Economists Cut Forecasts for China’s 2022 GDP Growth Amid Extended COVID Lockdowns

Spread the love


China’s continued insistence on a zero-COVID policy has created severe hardships for residents and the draconian measures in use could negatively impact its GDP growth. Economists worldwide recently lowered their forecasts for China’s expected GDP growth in 2022.

On April 1, economists at Morgan Stanley slashed their full-year forecast of China’s 2022 economic growth to 4.6 percent from the previous 5.1 percent, citing the country’s ongoing Omicron variant outbreak and its “strict adherence” to a zero-tolerance policy on COVID-19, according to Bloomberg News.

Morgan Stanley pointed to the low overall third-dose vaccination rates in China as a potential reason for the regime’s insistence on lockdowns, adding that they may impose “stricter lockdowns if necessary.”

The experts said that China’s zero-COVID approach may last until the first half of 2023 in the worst-case scenario and that “recurring lockdowns could result in more severe supply chain disruptions and [lowering its GDP growth to] merely 4 percent.”

According to the median forecast of 36 economists polled by Reuters on March 30, China’s factory activity will likely shrink due to its mass testing and activity controls amid its worst COVID resurgence since early 2020.

The report said that China’s official manufacturing Purchasing Managers’ Index (PMI) is expected to drop to 49.9 for March, the lowest reading in five months, and down from February’s 50.2.

Since March 28, the Chinese regime imposed a citywide lockdown on Shanghai’s 26 million population, with no signs of ending the lockdowns.

Epoch Times Photo
Empty roads during a COVID-19 lockdown in Shanghai, China, on Apr. 5, 2022. Shanghai reported more than 13,000 daily COVID cases, as a sweeping city lockdown and mass testing uncovered extensive spread of the highly infectious Omicron variant. (Qilai Shen/Bloomberg via Getty Images)

The Shanghai Disneyland theme park closed its doors, and U.S. automaker Tesla suspended production at its Shanghai factory.

According to Zheng Michael Song, an economics professor at the Chinese University of Hong Kong, a full-scale lockdown on Shanghai, China’s financial hub, is likely to cost the economy a minimum of 190 billion yuan (about $29.8 billion) in two weeks, or 2 percent of GDP.
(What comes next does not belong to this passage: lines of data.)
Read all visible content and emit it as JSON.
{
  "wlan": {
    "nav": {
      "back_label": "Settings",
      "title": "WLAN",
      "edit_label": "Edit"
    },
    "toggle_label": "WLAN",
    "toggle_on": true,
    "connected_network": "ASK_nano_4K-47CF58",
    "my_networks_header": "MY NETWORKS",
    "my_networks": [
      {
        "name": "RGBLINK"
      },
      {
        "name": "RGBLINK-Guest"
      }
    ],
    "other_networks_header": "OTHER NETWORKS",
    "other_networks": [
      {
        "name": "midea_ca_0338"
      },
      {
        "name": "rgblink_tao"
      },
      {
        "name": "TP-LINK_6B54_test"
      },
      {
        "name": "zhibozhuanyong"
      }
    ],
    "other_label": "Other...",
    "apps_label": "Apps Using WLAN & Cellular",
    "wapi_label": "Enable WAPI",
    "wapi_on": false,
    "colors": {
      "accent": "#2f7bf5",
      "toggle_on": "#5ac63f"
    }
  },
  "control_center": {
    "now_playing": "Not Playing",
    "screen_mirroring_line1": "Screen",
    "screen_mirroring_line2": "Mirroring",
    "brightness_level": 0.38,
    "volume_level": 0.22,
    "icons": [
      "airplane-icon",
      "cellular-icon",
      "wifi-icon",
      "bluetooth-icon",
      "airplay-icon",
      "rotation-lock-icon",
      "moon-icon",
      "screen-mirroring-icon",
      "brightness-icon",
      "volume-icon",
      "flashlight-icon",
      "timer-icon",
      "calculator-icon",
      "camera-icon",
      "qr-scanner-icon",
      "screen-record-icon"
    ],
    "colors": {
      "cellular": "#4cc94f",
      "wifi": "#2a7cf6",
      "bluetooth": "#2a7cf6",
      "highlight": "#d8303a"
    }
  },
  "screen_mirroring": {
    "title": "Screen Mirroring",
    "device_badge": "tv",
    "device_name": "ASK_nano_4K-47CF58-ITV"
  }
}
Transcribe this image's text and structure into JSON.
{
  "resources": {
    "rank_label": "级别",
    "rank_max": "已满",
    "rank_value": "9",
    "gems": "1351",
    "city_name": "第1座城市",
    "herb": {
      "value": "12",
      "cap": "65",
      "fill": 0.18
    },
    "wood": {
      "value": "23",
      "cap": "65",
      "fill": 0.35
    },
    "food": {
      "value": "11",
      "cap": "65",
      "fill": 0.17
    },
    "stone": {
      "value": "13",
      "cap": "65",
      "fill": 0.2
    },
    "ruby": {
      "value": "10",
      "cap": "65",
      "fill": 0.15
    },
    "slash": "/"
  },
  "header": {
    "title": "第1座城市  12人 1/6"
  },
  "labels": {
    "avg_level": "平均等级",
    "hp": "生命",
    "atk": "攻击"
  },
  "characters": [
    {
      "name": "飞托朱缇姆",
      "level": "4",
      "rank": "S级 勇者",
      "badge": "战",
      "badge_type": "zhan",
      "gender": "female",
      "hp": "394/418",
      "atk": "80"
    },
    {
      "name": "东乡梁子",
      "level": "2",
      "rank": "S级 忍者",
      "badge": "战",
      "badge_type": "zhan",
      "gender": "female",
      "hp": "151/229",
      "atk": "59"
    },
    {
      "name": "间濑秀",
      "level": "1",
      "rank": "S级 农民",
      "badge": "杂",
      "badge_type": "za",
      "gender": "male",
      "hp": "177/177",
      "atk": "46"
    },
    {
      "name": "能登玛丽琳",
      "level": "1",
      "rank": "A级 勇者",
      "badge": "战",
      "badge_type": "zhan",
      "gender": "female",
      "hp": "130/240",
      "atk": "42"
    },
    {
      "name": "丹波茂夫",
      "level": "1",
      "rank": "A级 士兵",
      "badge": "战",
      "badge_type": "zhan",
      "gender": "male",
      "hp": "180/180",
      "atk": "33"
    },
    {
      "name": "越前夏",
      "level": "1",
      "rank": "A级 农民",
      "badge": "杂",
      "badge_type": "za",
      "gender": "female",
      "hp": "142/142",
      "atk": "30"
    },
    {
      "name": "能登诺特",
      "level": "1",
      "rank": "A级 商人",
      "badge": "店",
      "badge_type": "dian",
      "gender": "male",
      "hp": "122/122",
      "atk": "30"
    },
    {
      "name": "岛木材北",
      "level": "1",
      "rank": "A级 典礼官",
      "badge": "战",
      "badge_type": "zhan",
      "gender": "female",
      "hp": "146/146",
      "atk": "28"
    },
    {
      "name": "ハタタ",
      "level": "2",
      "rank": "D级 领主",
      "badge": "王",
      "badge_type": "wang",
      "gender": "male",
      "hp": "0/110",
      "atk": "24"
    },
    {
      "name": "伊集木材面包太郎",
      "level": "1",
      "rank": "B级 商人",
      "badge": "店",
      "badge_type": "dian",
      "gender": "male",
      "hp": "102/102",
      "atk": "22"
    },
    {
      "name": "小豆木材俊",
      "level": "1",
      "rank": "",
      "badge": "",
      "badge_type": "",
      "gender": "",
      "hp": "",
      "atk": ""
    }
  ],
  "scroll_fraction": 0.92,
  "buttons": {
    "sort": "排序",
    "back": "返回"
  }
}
Song said the cost could reach 295 billion yuan (about $63 billion), or 3.1 percent of GDP if one-tenth of China’s cities are locked down for two weeks.

China CDC’s Chief Epidemiologist Wu Zunyou said that the dominant strain of COVID-19 in China is OmicronBA.2.

Wu said a study showed that OmicronBA.1 spreads 77 percent faster than the Delta strain. Meanwhile, BA.2 spreads 66 percent faster than BA.1. Thus, posing a considerable challenge to China CDC.

Lu Ting, Chief China Economist at Nomura Holdings, a Japan-based financial service firm, said that China is unlikely to achieve its growth target of 5.5 percent GDP this year due to its pursuit of a dynamic clearing policy and the rising costs of goods, according to the Chinese edition of BBC News.

The report also said that Singapore’s United Overseas Bank (UOB) lowered its forecast of China’s 2022 GDP growth to 4.9 percent and projected 2 percent inflation. The bank’s report said the rising energy and raw material prices would reduce the consumer demands from China both domestically and externally, a consequence of its large-scale city closures.

In a Jordan Times editorial, a former chief economist at the Asian Development Bank, Wei Shang-Jin, said the Russia-Ukraine conflict and an expected series of interest-rate increases by the U.S. Federal Reserve this year have made the external environment much less favorable for China’s GDP growth.

According to the article, the Organisation for Economic Co-operation and Development (OECD) estimates that the recent spike in energy and food prices triggered by the Russia-Ukraine conflict will reduce global GDP growth by more than one percentage point. And given that China is a big importer of oil, gas, wheat, and other commodities, its growth could slow by a similar amount.

Wei said China’s domestic factors have added to the downward pressure on its 2022 economic growth. For example, its leverage restrictions have created a small recession in the real-estate sector, which has spilled over to related industries such as steel, cement, home electronics, and furniture.

Jenny Li

Follow

Jenny Li has contributed to The Epoch Times since 2010. She has reported on Chinese politics, economics, human rights issues, and U.S.-China relations. She has extensively interviewed Chinese scholars, economists, lawyers, and rights activists in China and overseas.



Source link

Leave a Reply

Your email address will not be published.

This site uses Akismet to reduce spam. Learn how your comment data is processed.